Although garam masala is completely different from curry powder, it is frequently mistaken for one. Unless you add chili powder to the mixture, this spice mixture is typically warm and not particularly spicy. Unlike curry powder, primarily used to create a dish’s foundation, garam masala enhances the flavor of food.

Consider it more of a condiment than a spice. The optimum time to add garam masala to your meal is just as it is finishing up cooking. Almost any dish may be more interesting with just a half-teaspoon of garam masala.

How to Add Curry Powder to your Diet?

Curry Powder

Curry powder can be used to flavor a variety of foods because it is a combination of spices. Depending on the precise combination of spices used by the maker, curry powder has a distinct, warm flavor that can take on sweet and savory undertones.

Keep in mind that there is no standard recipe for curry powder and that different spices may be utilized. Due to the usage of hot peppers, some versions might be spicily spicy while others are moderate.

Try adding curry powder to recipes like marinades, potato salads, roasts, stews, and soups once you’ve found one that tickles your taste buds.

Don’t be scared to explore because this adaptable spice mixture may be used to season everything from eggs to veggies. Remember that turmeric, typically found in curry powder, will give your foods a golden tint.

Can I Store Curry Powder in the Fridge?

Yes, curry powder can be kept in the refrigerator. But it’s best to keep your dry spices in a dry cabinet that’s located in a cool, dark area. This is because humidity can build up within the refrigerator and affect the spices’ flavor over time.

Spices that are whole or ground, such as curry powder, should be kept in airtight containers. This makes sure they stay tasty and fresh for a very long time. Curry powder can be kept in the freezer if you have purchased it in large quantities and want to keep it for longer.

Curry powder has a shelf life of three to four years if stored properly. It must be properly stored in sealed containers to maintain its highest quality.

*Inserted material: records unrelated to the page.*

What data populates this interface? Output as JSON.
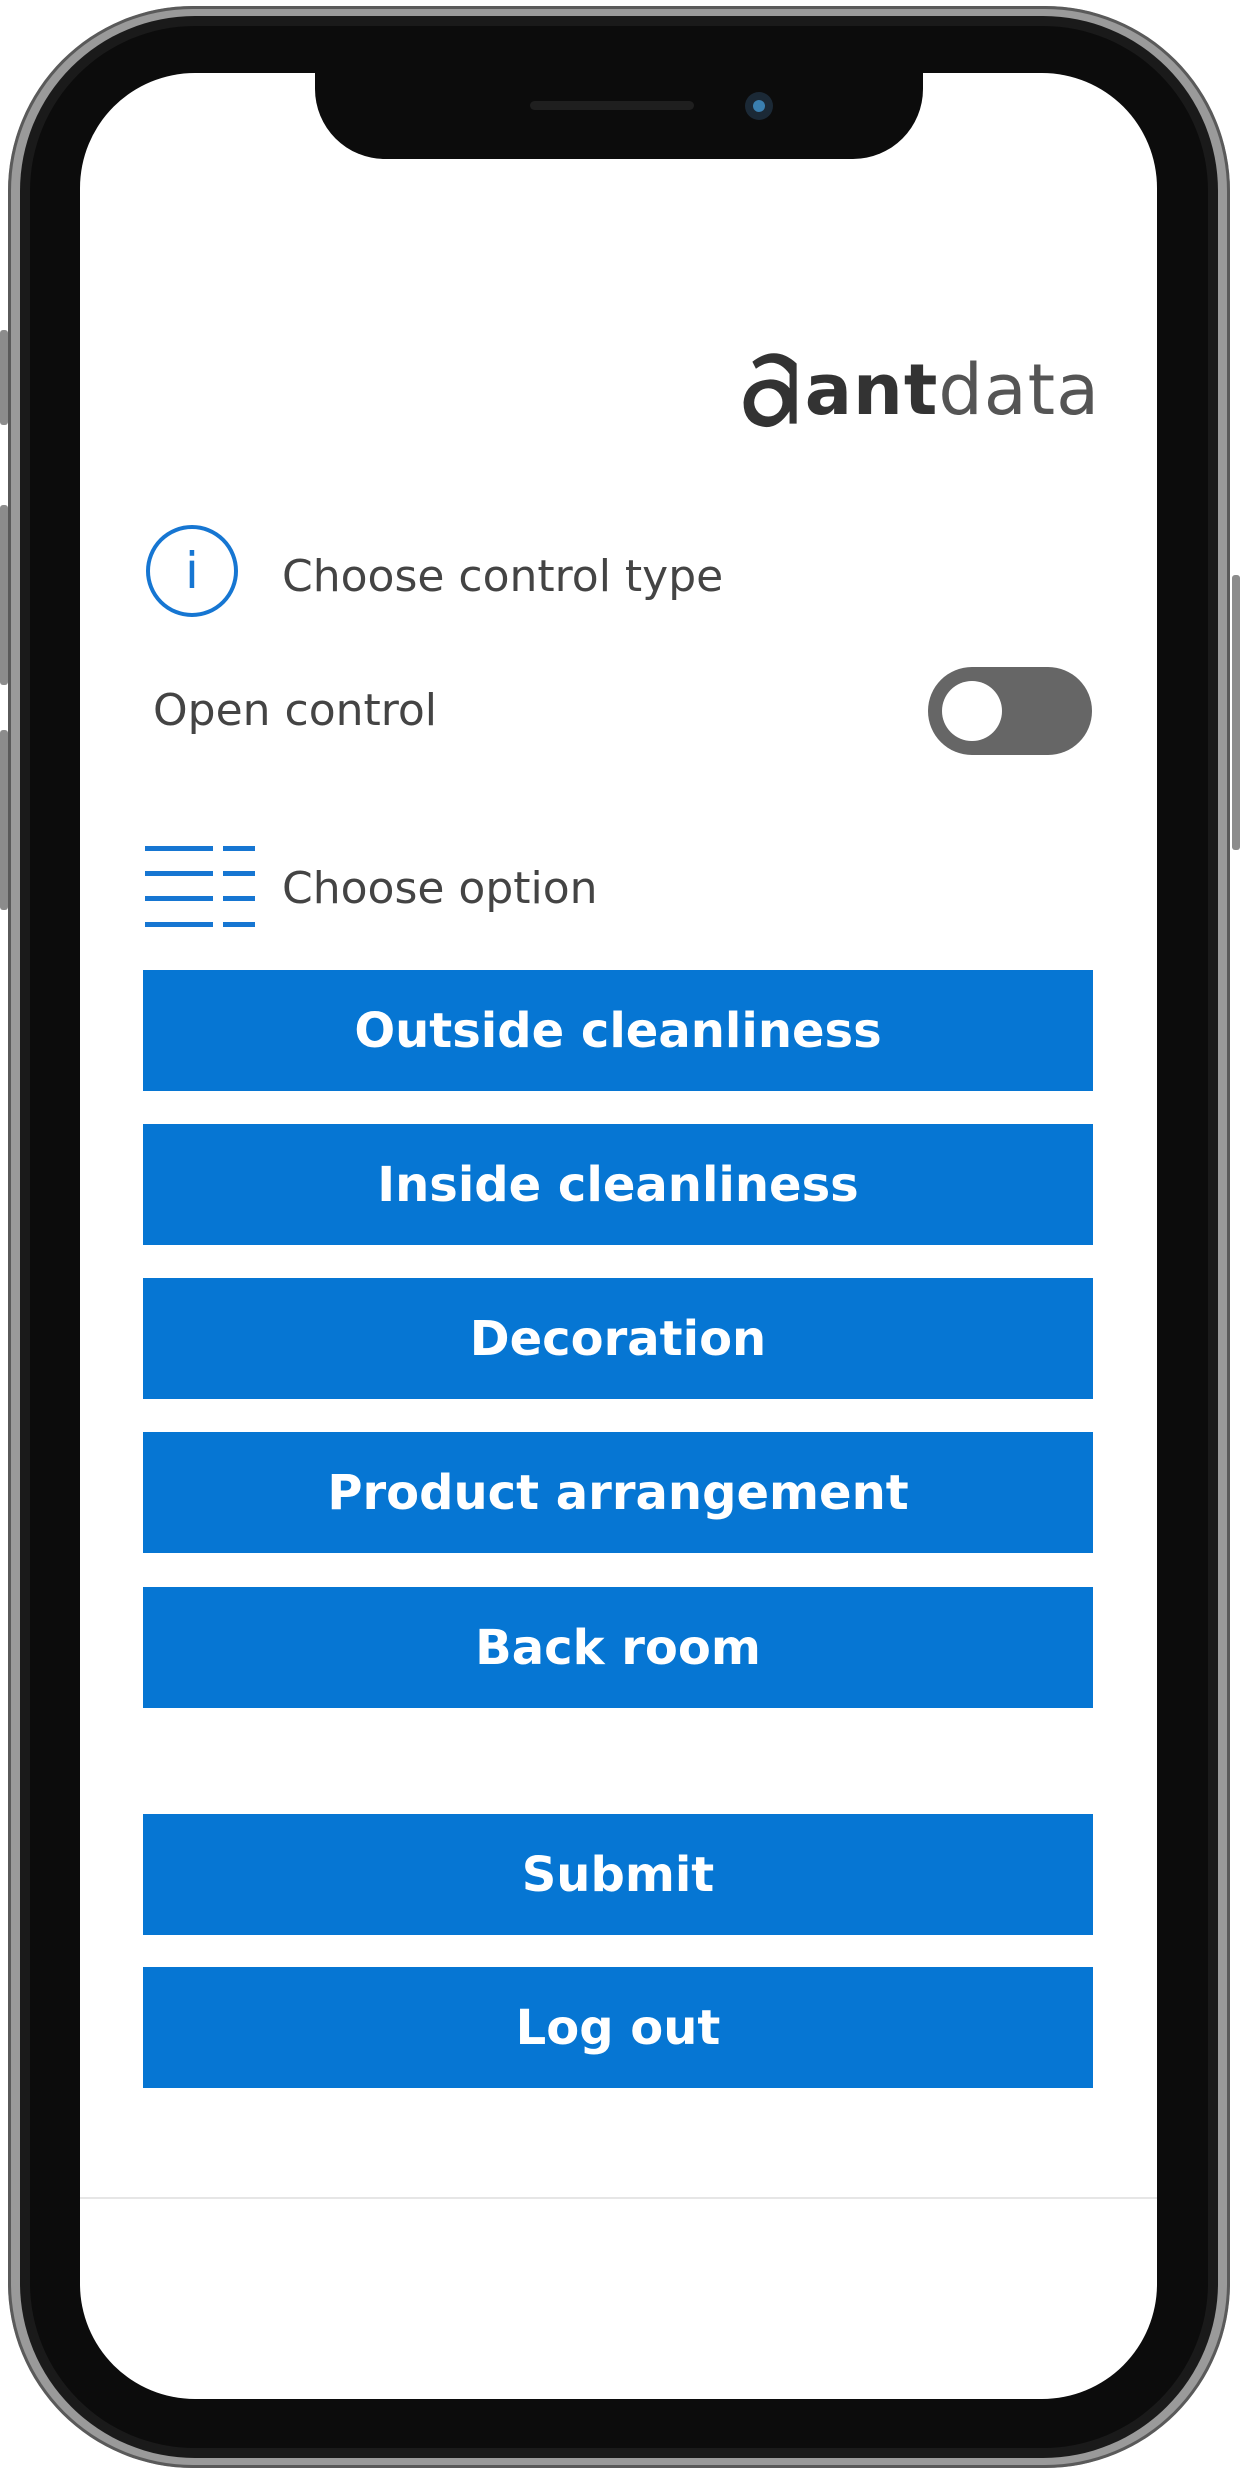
{
  "brand": {
    "logo_text_bold": "ant",
    "logo_text_light": "data",
    "accent_color": "#0676d3"
  },
  "control_type": {
    "icon": "info-icon",
    "icon_glyph": "i",
    "label": "Choose control type"
  },
  "open_control": {
    "label": "Open control",
    "toggle_on": false
  },
  "options": {
    "icon": "list-icon",
    "label": "Choose option",
    "buttons": [
      "Outside cleanliness",
      "Inside cleanliness",
      "Decoration",
      "Product arrangement",
      "Back room"
    ]
  },
  "actions": {
    "submit": "Submit",
    "logout": "Log out"
  }
}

Where to Buy Curry Powder and Store?

Most shops include jars and containers of curry powder in the spice aisle. A more vibrant curry powder blend should be obtained from a spice shop or specialized market specializing in Indian food, for example, as these types of spice blends lose freshness and flavor as they remain on the shelf. You may also produce your curry powder using an old coffee grinder or a spice grinder.

Storage Tip

Curry powder must be kept at room temperature in a cool, dark location. Taste and smell the powder to determine if the mixture is still fresh; if the flavor and aroma are hardly detectable, it is time to replace the powder. In a jar with a tight-fitting lid, the spice mixture will keep for three to four years if you bought it in bulk.


Curry powder is a fantastic method to season food and adds taste and nutritional value because of the blend of spices it contains. Consuming the spice mixture, which is high in anti-inflammatory chemicals, may, among other things, lower oxidative stress, improve heart health, and lower blood sugar levels.

Although curry powder is frequently found in shops, many items are now accessible online. The nicest aspect is that curry powder tastes great in various dishes. Try adding it to your favorite recipe for a flavorful and colorful boost that is also healthy. my

Don’t miss these brilliant suggestions for storing spices! Like all spices, curry powder’s components should be kept cool, dry, and in sealed containers. To avoid confusion, make sure the containers are clearly labeled.